*Requirement*.
Copy out all the lines of the data precisely, omitting any pictures.

-- Given information follows --

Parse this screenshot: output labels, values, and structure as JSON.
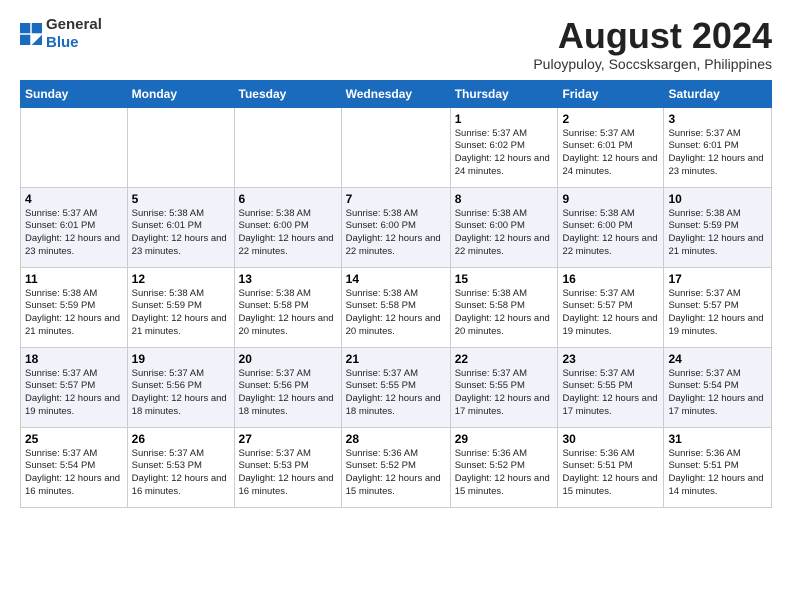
{
  "logo": {
    "general": "General",
    "blue": "Blue"
  },
  "title": "August 2024",
  "subtitle": "Puloypuloy, Soccsksargen, Philippines",
  "days_of_week": [
    "Sunday",
    "Monday",
    "Tuesday",
    "Wednesday",
    "Thursday",
    "Friday",
    "Saturday"
  ],
  "weeks": [
    [
      {
        "day": "",
        "info": ""
      },
      {
        "day": "",
        "info": ""
      },
      {
        "day": "",
        "info": ""
      },
      {
        "day": "",
        "info": ""
      },
      {
        "day": "1",
        "info": "Sunrise: 5:37 AM\nSunset: 6:02 PM\nDaylight: 12 hours\nand 24 minutes."
      },
      {
        "day": "2",
        "info": "Sunrise: 5:37 AM\nSunset: 6:01 PM\nDaylight: 12 hours\nand 24 minutes."
      },
      {
        "day": "3",
        "info": "Sunrise: 5:37 AM\nSunset: 6:01 PM\nDaylight: 12 hours\nand 23 minutes."
      }
    ],
    [
      {
        "day": "4",
        "info": "Sunrise: 5:37 AM\nSunset: 6:01 PM\nDaylight: 12 hours\nand 23 minutes."
      },
      {
        "day": "5",
        "info": "Sunrise: 5:38 AM\nSunset: 6:01 PM\nDaylight: 12 hours\nand 23 minutes."
      },
      {
        "day": "6",
        "info": "Sunrise: 5:38 AM\nSunset: 6:00 PM\nDaylight: 12 hours\nand 22 minutes."
      },
      {
        "day": "7",
        "info": "Sunrise: 5:38 AM\nSunset: 6:00 PM\nDaylight: 12 hours\nand 22 minutes."
      },
      {
        "day": "8",
        "info": "Sunrise: 5:38 AM\nSunset: 6:00 PM\nDaylight: 12 hours\nand 22 minutes."
      },
      {
        "day": "9",
        "info": "Sunrise: 5:38 AM\nSunset: 6:00 PM\nDaylight: 12 hours\nand 22 minutes."
      },
      {
        "day": "10",
        "info": "Sunrise: 5:38 AM\nSunset: 5:59 PM\nDaylight: 12 hours\nand 21 minutes."
      }
    ],
    [
      {
        "day": "11",
        "info": "Sunrise: 5:38 AM\nSunset: 5:59 PM\nDaylight: 12 hours\nand 21 minutes."
      },
      {
        "day": "12",
        "info": "Sunrise: 5:38 AM\nSunset: 5:59 PM\nDaylight: 12 hours\nand 21 minutes."
      },
      {
        "day": "13",
        "info": "Sunrise: 5:38 AM\nSunset: 5:58 PM\nDaylight: 12 hours\nand 20 minutes."
      },
      {
        "day": "14",
        "info": "Sunrise: 5:38 AM\nSunset: 5:58 PM\nDaylight: 12 hours\nand 20 minutes."
      },
      {
        "day": "15",
        "info": "Sunrise: 5:38 AM\nSunset: 5:58 PM\nDaylight: 12 hours\nand 20 minutes."
      },
      {
        "day": "16",
        "info": "Sunrise: 5:37 AM\nSunset: 5:57 PM\nDaylight: 12 hours\nand 19 minutes."
      },
      {
        "day": "17",
        "info": "Sunrise: 5:37 AM\nSunset: 5:57 PM\nDaylight: 12 hours\nand 19 minutes."
      }
    ],
    [
      {
        "day": "18",
        "info": "Sunrise: 5:37 AM\nSunset: 5:57 PM\nDaylight: 12 hours\nand 19 minutes."
      },
      {
        "day": "19",
        "info": "Sunrise: 5:37 AM\nSunset: 5:56 PM\nDaylight: 12 hours\nand 18 minutes."
      },
      {
        "day": "20",
        "info": "Sunrise: 5:37 AM\nSunset: 5:56 PM\nDaylight: 12 hours\nand 18 minutes."
      },
      {
        "day": "21",
        "info": "Sunrise: 5:37 AM\nSunset: 5:55 PM\nDaylight: 12 hours\nand 18 minutes."
      },
      {
        "day": "22",
        "info": "Sunrise: 5:37 AM\nSunset: 5:55 PM\nDaylight: 12 hours\nand 17 minutes."
      },
      {
        "day": "23",
        "info": "Sunrise: 5:37 AM\nSunset: 5:55 PM\nDaylight: 12 hours\nand 17 minutes."
      },
      {
        "day": "24",
        "info": "Sunrise: 5:37 AM\nSunset: 5:54 PM\nDaylight: 12 hours\nand 17 minutes."
      }
    ],
    [
      {
        "day": "25",
        "info": "Sunrise: 5:37 AM\nSunset: 5:54 PM\nDaylight: 12 hours\nand 16 minutes."
      },
      {
        "day": "26",
        "info": "Sunrise: 5:37 AM\nSunset: 5:53 PM\nDaylight: 12 hours\nand 16 minutes."
      },
      {
        "day": "27",
        "info": "Sunrise: 5:37 AM\nSunset: 5:53 PM\nDaylight: 12 hours\nand 16 minutes."
      },
      {
        "day": "28",
        "info": "Sunrise: 5:36 AM\nSunset: 5:52 PM\nDaylight: 12 hours\nand 15 minutes."
      },
      {
        "day": "29",
        "info": "Sunrise: 5:36 AM\nSunset: 5:52 PM\nDaylight: 12 hours\nand 15 minutes."
      },
      {
        "day": "30",
        "info": "Sunrise: 5:36 AM\nSunset: 5:51 PM\nDaylight: 12 hours\nand 15 minutes."
      },
      {
        "day": "31",
        "info": "Sunrise: 5:36 AM\nSunset: 5:51 PM\nDaylight: 12 hours\nand 14 minutes."
      }
    ]
  ]
}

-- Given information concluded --

*Response to this task*.
Parse this screenshot: output labels, values, and structure as JSON.
{
  "logo": {
    "general": "General",
    "blue": "Blue"
  },
  "title": "August 2024",
  "subtitle": "Puloypuloy, Soccsksargen, Philippines",
  "days_of_week": [
    "Sunday",
    "Monday",
    "Tuesday",
    "Wednesday",
    "Thursday",
    "Friday",
    "Saturday"
  ],
  "weeks": [
    [
      {
        "day": "",
        "info": ""
      },
      {
        "day": "",
        "info": ""
      },
      {
        "day": "",
        "info": ""
      },
      {
        "day": "",
        "info": ""
      },
      {
        "day": "1",
        "info": "Sunrise: 5:37 AM\nSunset: 6:02 PM\nDaylight: 12 hours\nand 24 minutes."
      },
      {
        "day": "2",
        "info": "Sunrise: 5:37 AM\nSunset: 6:01 PM\nDaylight: 12 hours\nand 24 minutes."
      },
      {
        "day": "3",
        "info": "Sunrise: 5:37 AM\nSunset: 6:01 PM\nDaylight: 12 hours\nand 23 minutes."
      }
    ],
    [
      {
        "day": "4",
        "info": "Sunrise: 5:37 AM\nSunset: 6:01 PM\nDaylight: 12 hours\nand 23 minutes."
      },
      {
        "day": "5",
        "info": "Sunrise: 5:38 AM\nSunset: 6:01 PM\nDaylight: 12 hours\nand 23 minutes."
      },
      {
        "day": "6",
        "info": "Sunrise: 5:38 AM\nSunset: 6:00 PM\nDaylight: 12 hours\nand 22 minutes."
      },
      {
        "day": "7",
        "info": "Sunrise: 5:38 AM\nSunset: 6:00 PM\nDaylight: 12 hours\nand 22 minutes."
      },
      {
        "day": "8",
        "info": "Sunrise: 5:38 AM\nSunset: 6:00 PM\nDaylight: 12 hours\nand 22 minutes."
      },
      {
        "day": "9",
        "info": "Sunrise: 5:38 AM\nSunset: 6:00 PM\nDaylight: 12 hours\nand 22 minutes."
      },
      {
        "day": "10",
        "info": "Sunrise: 5:38 AM\nSunset: 5:59 PM\nDaylight: 12 hours\nand 21 minutes."
      }
    ],
    [
      {
        "day": "11",
        "info": "Sunrise: 5:38 AM\nSunset: 5:59 PM\nDaylight: 12 hours\nand 21 minutes."
      },
      {
        "day": "12",
        "info": "Sunrise: 5:38 AM\nSunset: 5:59 PM\nDaylight: 12 hours\nand 21 minutes."
      },
      {
        "day": "13",
        "info": "Sunrise: 5:38 AM\nSunset: 5:58 PM\nDaylight: 12 hours\nand 20 minutes."
      },
      {
        "day": "14",
        "info": "Sunrise: 5:38 AM\nSunset: 5:58 PM\nDaylight: 12 hours\nand 20 minutes."
      },
      {
        "day": "15",
        "info": "Sunrise: 5:38 AM\nSunset: 5:58 PM\nDaylight: 12 hours\nand 20 minutes."
      },
      {
        "day": "16",
        "info": "Sunrise: 5:37 AM\nSunset: 5:57 PM\nDaylight: 12 hours\nand 19 minutes."
      },
      {
        "day": "17",
        "info": "Sunrise: 5:37 AM\nSunset: 5:57 PM\nDaylight: 12 hours\nand 19 minutes."
      }
    ],
    [
      {
        "day": "18",
        "info": "Sunrise: 5:37 AM\nSunset: 5:57 PM\nDaylight: 12 hours\nand 19 minutes."
      },
      {
        "day": "19",
        "info": "Sunrise: 5:37 AM\nSunset: 5:56 PM\nDaylight: 12 hours\nand 18 minutes."
      },
      {
        "day": "20",
        "info": "Sunrise: 5:37 AM\nSunset: 5:56 PM\nDaylight: 12 hours\nand 18 minutes."
      },
      {
        "day": "21",
        "info": "Sunrise: 5:37 AM\nSunset: 5:55 PM\nDaylight: 12 hours\nand 18 minutes."
      },
      {
        "day": "22",
        "info": "Sunrise: 5:37 AM\nSunset: 5:55 PM\nDaylight: 12 hours\nand 17 minutes."
      },
      {
        "day": "23",
        "info": "Sunrise: 5:37 AM\nSunset: 5:55 PM\nDaylight: 12 hours\nand 17 minutes."
      },
      {
        "day": "24",
        "info": "Sunrise: 5:37 AM\nSunset: 5:54 PM\nDaylight: 12 hours\nand 17 minutes."
      }
    ],
    [
      {
        "day": "25",
        "info": "Sunrise: 5:37 AM\nSunset: 5:54 PM\nDaylight: 12 hours\nand 16 minutes."
      },
      {
        "day": "26",
        "info": "Sunrise: 5:37 AM\nSunset: 5:53 PM\nDaylight: 12 hours\nand 16 minutes."
      },
      {
        "day": "27",
        "info": "Sunrise: 5:37 AM\nSunset: 5:53 PM\nDaylight: 12 hours\nand 16 minutes."
      },
      {
        "day": "28",
        "info": "Sunrise: 5:36 AM\nSunset: 5:52 PM\nDaylight: 12 hours\nand 15 minutes."
      },
      {
        "day": "29",
        "info": "Sunrise: 5:36 AM\nSunset: 5:52 PM\nDaylight: 12 hours\nand 15 minutes."
      },
      {
        "day": "30",
        "info": "Sunrise: 5:36 AM\nSunset: 5:51 PM\nDaylight: 12 hours\nand 15 minutes."
      },
      {
        "day": "31",
        "info": "Sunrise: 5:36 AM\nSunset: 5:51 PM\nDaylight: 12 hours\nand 14 minutes."
      }
    ]
  ]
}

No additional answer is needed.